REQUIREMENT: When the word "chevron" appears in a line of the data below, list that line.

DATA FOR THE TASK:
#####

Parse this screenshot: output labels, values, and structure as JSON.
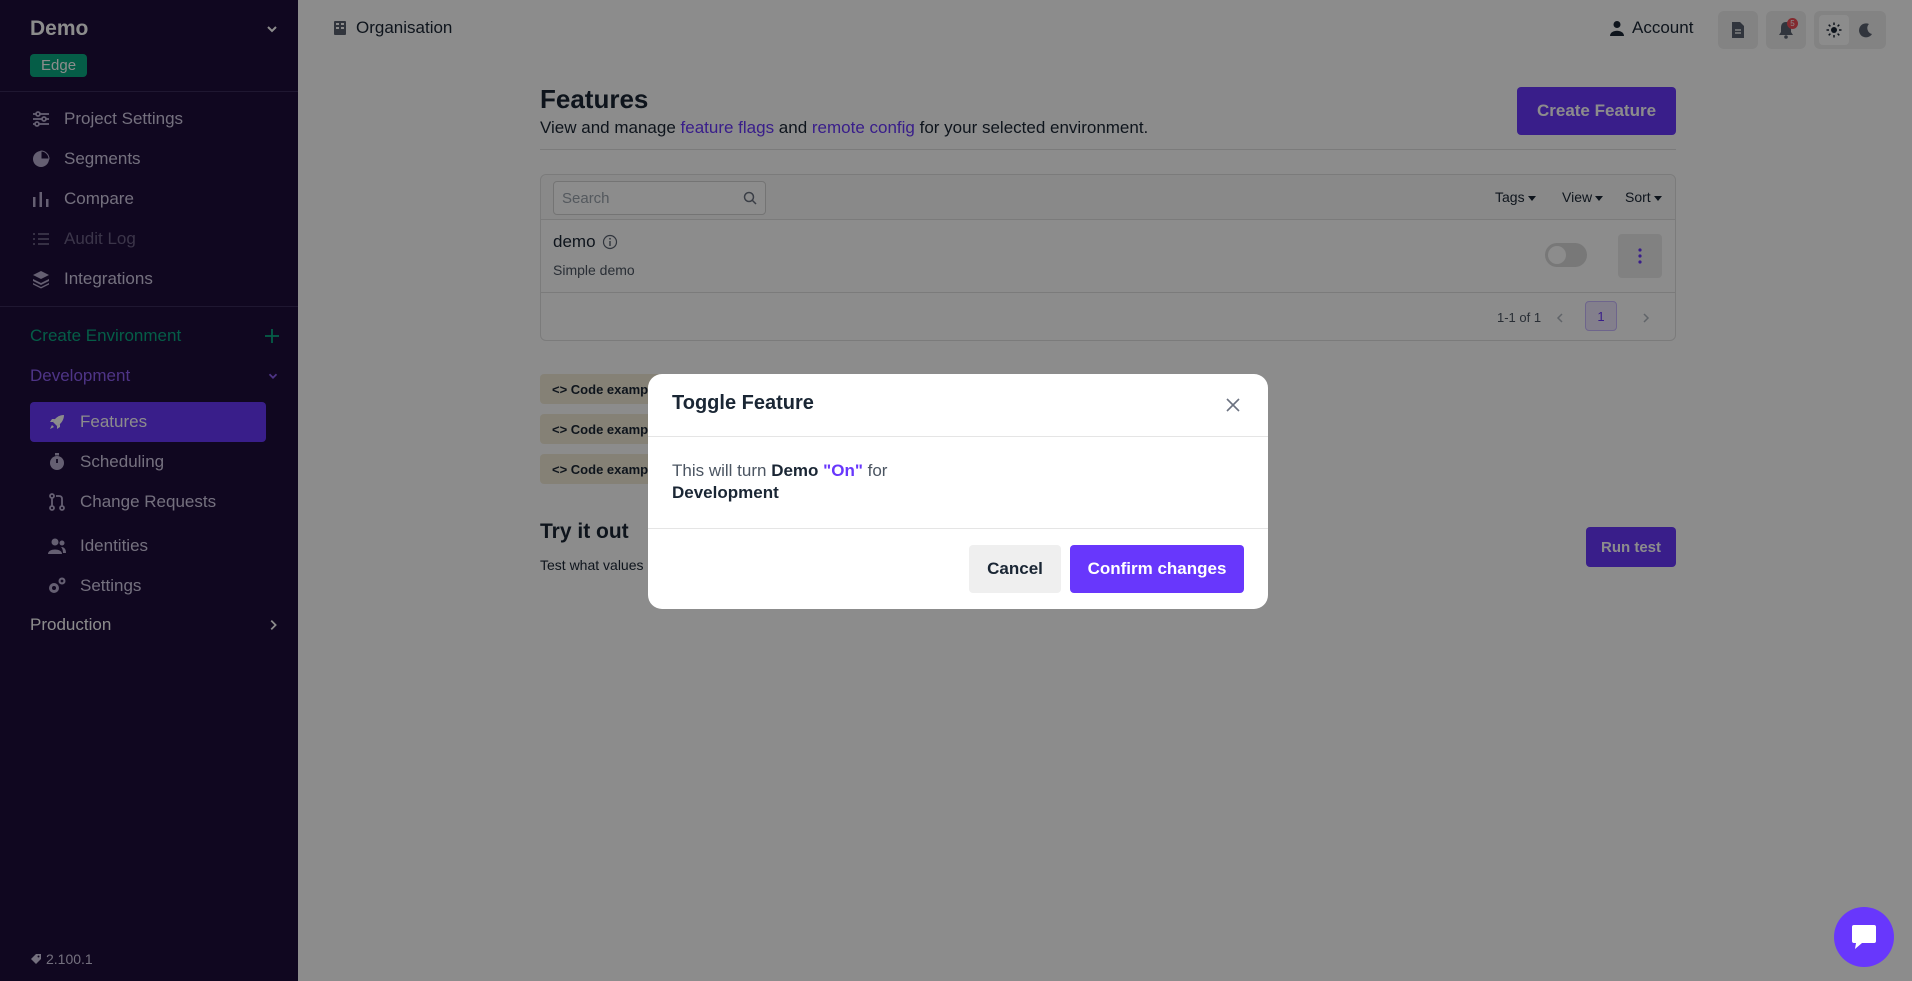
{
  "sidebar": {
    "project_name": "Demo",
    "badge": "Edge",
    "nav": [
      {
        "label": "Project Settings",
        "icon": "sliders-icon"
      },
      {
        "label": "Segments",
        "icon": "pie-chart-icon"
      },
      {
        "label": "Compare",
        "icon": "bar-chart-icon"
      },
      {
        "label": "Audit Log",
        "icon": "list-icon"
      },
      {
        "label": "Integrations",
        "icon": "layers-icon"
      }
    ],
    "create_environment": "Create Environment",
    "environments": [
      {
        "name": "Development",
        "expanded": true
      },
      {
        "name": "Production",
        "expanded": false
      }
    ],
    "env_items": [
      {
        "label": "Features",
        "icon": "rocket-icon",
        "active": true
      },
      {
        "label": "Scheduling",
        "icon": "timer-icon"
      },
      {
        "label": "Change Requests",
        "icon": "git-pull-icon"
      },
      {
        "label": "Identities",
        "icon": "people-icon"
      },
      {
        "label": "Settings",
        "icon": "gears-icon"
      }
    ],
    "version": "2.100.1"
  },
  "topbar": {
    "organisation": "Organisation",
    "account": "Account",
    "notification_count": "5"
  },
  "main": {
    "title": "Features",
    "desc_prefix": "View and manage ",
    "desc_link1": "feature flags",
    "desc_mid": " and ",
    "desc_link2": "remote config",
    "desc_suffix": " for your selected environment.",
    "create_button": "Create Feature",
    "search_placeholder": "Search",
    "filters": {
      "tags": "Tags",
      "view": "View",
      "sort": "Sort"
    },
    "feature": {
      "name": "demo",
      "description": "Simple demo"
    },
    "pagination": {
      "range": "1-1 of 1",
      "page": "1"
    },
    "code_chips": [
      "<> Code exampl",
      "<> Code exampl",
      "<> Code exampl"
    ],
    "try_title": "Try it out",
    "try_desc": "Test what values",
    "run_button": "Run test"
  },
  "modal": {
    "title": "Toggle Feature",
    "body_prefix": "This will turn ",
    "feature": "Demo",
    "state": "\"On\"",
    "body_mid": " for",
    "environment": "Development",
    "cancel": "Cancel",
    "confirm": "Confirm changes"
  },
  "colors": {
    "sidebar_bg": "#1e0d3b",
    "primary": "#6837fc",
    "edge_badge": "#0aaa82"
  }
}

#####

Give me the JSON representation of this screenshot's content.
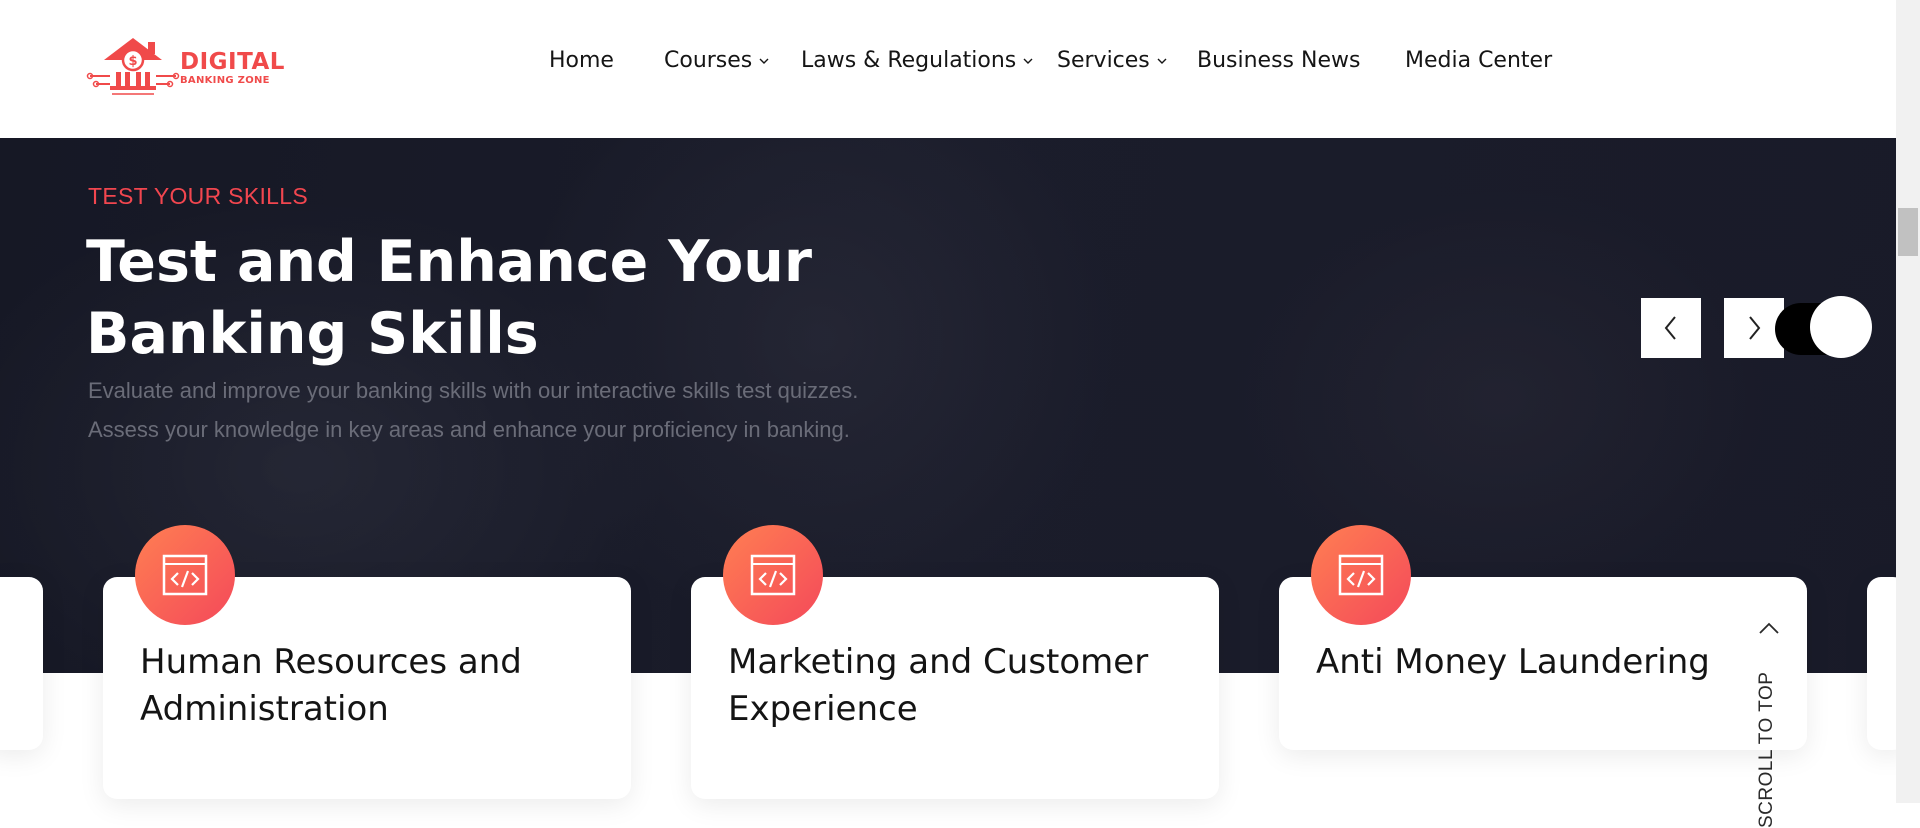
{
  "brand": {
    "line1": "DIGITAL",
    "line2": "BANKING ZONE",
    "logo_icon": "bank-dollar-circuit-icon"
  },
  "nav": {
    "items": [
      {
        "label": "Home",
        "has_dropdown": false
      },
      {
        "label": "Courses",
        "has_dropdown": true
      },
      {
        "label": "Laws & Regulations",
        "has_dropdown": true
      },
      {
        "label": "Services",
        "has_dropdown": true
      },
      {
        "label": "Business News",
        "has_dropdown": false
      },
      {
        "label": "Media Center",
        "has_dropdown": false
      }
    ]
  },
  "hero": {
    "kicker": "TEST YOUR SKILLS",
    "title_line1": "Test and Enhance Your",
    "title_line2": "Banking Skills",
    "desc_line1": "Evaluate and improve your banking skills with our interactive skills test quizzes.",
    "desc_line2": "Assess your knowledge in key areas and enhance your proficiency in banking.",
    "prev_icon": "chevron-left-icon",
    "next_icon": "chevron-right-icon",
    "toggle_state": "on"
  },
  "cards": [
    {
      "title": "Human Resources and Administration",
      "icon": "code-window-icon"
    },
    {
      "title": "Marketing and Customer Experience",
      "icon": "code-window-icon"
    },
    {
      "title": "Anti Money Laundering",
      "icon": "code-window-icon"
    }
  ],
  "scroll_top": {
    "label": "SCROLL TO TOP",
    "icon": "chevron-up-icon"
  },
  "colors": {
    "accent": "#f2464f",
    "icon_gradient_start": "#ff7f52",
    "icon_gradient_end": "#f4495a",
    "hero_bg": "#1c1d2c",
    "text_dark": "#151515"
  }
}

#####

EXERCISE ANSWER:
    "prev_icon": "chevron-left-icon",
    "next_icon": "chevron-right-icon",
    "icon": "chevron-up-icon"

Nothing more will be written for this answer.